“Getting an international franchise will also be more expensive. Of course master franchisees who take up the brand are themselves financially strong as well. But if the business is not viable, somehow they have to close. But it is not too worrying because you don’t see a huge flux of brands leaving Malaysia or closing down. Certain trades or companies may be more affected than the rest here,” she added.
Choo said this phenomenon is not unique to Malaysia, but is happening due to the country’s slowing economy and consumer spending, coupled with the weak ringgit.
“If you’re buying from other foreign currencies and you pay in ringgit, it’s the conversion rate that is killing (you),” said Choo.

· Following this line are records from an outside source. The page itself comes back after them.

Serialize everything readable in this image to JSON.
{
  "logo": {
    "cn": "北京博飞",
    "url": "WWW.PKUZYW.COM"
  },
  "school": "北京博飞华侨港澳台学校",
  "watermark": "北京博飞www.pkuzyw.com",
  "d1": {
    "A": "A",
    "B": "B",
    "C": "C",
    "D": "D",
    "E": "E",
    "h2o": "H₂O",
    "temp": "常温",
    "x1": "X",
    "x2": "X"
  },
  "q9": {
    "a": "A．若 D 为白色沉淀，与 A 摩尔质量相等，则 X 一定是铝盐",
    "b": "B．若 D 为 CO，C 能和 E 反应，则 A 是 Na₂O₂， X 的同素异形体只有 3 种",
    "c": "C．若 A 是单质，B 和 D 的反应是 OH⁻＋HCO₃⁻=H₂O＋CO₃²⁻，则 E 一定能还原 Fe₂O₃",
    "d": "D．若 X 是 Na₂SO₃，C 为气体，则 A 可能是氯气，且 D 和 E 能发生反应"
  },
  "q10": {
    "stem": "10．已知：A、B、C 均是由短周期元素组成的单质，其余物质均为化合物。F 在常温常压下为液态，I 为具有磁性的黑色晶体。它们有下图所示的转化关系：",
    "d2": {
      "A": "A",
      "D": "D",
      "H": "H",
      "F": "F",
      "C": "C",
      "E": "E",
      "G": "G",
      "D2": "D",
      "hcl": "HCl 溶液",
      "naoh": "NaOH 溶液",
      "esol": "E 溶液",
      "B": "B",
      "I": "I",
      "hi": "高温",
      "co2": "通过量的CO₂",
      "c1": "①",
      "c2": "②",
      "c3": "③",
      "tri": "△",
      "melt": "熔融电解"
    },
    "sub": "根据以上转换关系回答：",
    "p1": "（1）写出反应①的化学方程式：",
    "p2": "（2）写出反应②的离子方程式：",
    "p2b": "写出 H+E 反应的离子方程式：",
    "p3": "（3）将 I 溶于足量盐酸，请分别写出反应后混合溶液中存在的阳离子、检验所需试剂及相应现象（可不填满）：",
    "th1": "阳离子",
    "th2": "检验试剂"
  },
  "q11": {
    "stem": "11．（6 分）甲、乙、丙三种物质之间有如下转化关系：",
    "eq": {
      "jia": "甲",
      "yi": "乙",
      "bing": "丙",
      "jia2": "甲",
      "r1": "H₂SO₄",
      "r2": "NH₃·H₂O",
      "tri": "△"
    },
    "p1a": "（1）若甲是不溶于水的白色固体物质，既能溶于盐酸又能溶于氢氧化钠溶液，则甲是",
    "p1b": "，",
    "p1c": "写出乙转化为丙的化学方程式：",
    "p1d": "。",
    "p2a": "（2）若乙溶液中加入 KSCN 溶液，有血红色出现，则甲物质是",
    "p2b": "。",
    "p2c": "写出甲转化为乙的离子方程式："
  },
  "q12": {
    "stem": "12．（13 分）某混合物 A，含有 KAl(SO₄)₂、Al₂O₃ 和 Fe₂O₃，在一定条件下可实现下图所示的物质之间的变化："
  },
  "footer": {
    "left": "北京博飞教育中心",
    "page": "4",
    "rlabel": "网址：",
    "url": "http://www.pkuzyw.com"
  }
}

She said although some brands are exiting, there are also many entering Malaysia.
“A lot of overseas brand owners are confident here and find that Malaysia is a good place to start their flagship stores. Malaysia is still one of the strategic locations for new brands to enter Southeast Asia. It’s just that the current scenario has a bit of hiccups,” said Choo.
Pavilion Elite, a newly opened retail landmark project adjacent to Pavilion Kuala Lumpur, houses first-in-Malaysia stores such as ABC Cooking Studio, COS, Lukfook Jewellery, Simmer Huang, The Planet Traveller, The Wallet Shop and VLV Life. Pavilion Elite also houses brands with their flagship and biggest stores, including Coach, Huawei, Lego, Muji and JD Sports, King of Trainers. Brands that are opening soon include Lululemon, MAX, 6ixty8ight, Hotwind, HLA, Defacto and LC Waikiki.
Melawati Mall, which will open on July 26, will also see the opening of many food and beverages (F&B) brands.
Choo said the F&B market is competitive and international brands generally have good quality and branding but may not be able to compete on price. “But this situation is not peculiar to the Malaysian market. Singapore and Hong Kong market also face a similar situation.”
Malaysian Franchise Association exco Deric Yeo said the closures are normal in this economic environment.
“It’s not only these few brands that are closing, but also other brands that are not as famous as those exiting. It’s just that they are not being highlighted. It’s normal, but it is also because of the economic situation. The overall sentiment of the retail market is low at the moment. It’s a fact,” Yeo told SunBiz.
He said Malaysia is not the only country affected as it is a global situation, with the Middle East and Singapore also reportedly feeling the squeeze.
Yeo concurred that F&B is challenging, but pointed out that in the sector, foreign investors are looking to take Malaysian halal brands overseas.